Hope is not a strategy, but strategy is a manifestation of hope.

Marc Snyderman
2 min readOct 24, 2022


Photo Cred — Me — Loc: Butte, MT

“Hope is not a strategy. Luck is not a factor. Fear is not an option.” — James Cameron

These aren’t absolute statements. It’s not to say there’s no reason for hope, that luck isn’t important, and you can’t be afraid — but they are truths. I’ll give you some examples.

Hope is not a strategy.

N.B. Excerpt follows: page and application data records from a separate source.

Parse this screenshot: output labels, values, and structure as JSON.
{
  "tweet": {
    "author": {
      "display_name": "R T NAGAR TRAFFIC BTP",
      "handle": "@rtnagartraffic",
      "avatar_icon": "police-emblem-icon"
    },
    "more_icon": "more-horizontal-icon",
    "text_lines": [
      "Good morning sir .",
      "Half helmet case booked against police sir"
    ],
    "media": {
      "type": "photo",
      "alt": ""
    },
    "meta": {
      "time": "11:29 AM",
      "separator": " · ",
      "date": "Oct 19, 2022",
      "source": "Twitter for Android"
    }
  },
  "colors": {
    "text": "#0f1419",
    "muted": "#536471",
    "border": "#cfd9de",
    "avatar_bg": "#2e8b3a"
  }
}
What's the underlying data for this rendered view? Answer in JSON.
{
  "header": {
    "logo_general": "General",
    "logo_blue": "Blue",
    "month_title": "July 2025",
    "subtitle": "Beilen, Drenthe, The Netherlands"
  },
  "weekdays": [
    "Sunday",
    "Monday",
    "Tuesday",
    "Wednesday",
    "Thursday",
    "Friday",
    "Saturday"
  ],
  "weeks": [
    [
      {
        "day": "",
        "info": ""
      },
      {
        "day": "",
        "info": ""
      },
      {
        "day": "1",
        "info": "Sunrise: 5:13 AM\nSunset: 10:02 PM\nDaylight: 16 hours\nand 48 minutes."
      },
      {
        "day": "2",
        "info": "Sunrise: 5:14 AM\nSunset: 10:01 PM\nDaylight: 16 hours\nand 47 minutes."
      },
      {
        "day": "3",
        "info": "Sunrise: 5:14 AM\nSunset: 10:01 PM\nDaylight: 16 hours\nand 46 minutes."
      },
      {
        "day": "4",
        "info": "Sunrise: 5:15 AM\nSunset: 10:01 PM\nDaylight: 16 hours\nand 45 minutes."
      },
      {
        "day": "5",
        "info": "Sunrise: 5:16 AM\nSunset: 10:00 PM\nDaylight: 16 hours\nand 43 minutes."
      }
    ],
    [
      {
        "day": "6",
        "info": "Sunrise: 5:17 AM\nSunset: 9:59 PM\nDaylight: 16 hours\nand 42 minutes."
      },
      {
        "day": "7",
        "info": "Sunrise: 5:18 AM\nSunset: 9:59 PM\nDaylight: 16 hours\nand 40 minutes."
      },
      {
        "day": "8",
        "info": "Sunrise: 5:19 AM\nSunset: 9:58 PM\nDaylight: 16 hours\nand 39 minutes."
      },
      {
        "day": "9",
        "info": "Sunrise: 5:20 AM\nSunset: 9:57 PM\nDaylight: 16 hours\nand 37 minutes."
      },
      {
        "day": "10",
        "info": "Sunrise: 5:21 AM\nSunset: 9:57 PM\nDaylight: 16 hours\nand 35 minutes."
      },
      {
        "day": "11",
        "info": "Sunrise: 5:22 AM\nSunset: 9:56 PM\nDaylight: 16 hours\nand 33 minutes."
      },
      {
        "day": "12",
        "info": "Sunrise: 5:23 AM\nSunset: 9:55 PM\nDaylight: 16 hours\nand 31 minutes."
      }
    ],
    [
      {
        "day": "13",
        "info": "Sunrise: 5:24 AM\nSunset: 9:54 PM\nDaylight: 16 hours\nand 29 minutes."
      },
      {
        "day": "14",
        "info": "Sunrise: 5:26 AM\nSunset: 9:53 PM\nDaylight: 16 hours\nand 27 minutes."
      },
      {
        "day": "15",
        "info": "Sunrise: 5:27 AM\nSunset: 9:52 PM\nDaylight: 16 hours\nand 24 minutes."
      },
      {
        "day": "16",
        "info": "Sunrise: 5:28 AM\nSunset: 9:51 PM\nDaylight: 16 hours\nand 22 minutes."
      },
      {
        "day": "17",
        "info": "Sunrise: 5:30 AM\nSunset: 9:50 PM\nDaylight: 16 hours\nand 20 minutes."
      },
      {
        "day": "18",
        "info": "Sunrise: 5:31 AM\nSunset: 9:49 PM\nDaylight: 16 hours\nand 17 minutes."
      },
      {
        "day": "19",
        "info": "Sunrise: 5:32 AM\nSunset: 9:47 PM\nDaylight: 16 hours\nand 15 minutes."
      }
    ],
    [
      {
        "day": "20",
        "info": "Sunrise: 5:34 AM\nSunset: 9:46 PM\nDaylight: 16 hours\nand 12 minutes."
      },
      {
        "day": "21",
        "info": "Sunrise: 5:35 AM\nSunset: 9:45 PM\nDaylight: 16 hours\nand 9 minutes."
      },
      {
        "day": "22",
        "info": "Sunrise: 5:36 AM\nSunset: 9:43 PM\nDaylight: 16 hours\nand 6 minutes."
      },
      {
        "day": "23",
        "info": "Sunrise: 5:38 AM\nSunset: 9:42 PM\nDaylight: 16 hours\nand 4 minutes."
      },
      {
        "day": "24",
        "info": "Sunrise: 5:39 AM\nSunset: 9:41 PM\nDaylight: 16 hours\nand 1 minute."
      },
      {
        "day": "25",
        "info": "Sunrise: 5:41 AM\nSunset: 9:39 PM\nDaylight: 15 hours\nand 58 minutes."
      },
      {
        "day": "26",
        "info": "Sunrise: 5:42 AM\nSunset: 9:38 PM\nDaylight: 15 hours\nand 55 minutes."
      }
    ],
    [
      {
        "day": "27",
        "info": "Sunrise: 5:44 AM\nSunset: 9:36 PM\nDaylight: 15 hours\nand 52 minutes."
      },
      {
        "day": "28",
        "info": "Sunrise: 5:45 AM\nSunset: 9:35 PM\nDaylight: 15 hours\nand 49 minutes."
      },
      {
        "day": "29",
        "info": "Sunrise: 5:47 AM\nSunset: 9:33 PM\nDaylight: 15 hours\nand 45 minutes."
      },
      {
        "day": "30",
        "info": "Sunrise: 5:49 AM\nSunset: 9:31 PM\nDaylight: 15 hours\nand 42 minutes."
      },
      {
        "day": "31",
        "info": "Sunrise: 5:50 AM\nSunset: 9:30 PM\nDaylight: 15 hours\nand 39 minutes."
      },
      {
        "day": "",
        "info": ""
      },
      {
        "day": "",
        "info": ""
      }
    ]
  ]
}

I’ve been reminded of this recently as I’ve watched an organization relying on hope to pull through a crisis, rather than going back to what made the company successful: strategy. The company had clear winning moves it defined, tracked goals and progress yet hit a clash of personality and culture. Combined with a self-inflicted financial crisis it retrenched out of its strategic mindset. Hoping for a white knight to ride in and save the day is never a strategy.

Luck is not a factor.

We make our own luck in life and business. It’s not a factor for success but certainly there’s an element of luck in success. The titanium metal process business I work with was sitting at the bottom of the valley of technology death. We were out of funding, hope was dwindling (but we had a strategy) and we were certainly afraid we wouldn’t make it through this latest challenge. Then the Prime Minister of Japan announced that all manufacturing must be carbon neutral by 2050. Some would call this luck, as suddenly the partnership we had been cultivating with a large-scale titanium producer in Japan went from a potential last hurrah to essentially saving the business, as we had the game changing process to meet the new regulatory requirements. We made our own luck.

Fear is not an option.

How many times have we known someone that is super talented but stuck in a job they hate, because they have a mortgage, car payments, kids in college and a laundry list of expenses? They’ve always had a passion for design, and the skillsets and talents to do it. The fear of losing the salary and failing keeps that person in that job they hate. As Kevin O’Leary says, “[a] salary is the drug they give you when they want you to give up on your dreams.” For many years before I left my job in corporate America to be an entrepreneur, I was afraid of losing everything I had worked so hard to build. I finally decided that fear wasn’t an option — only success.

Define the goals and a path to get there but don’t be afraid to change paths along the way to create a little luck.

Hope isn’t the strategy, but strategy is a manifestation of hope.



Marc Snyderman

dad, company exec, lawyer, social media novice, frequent advice giver and sometimes taker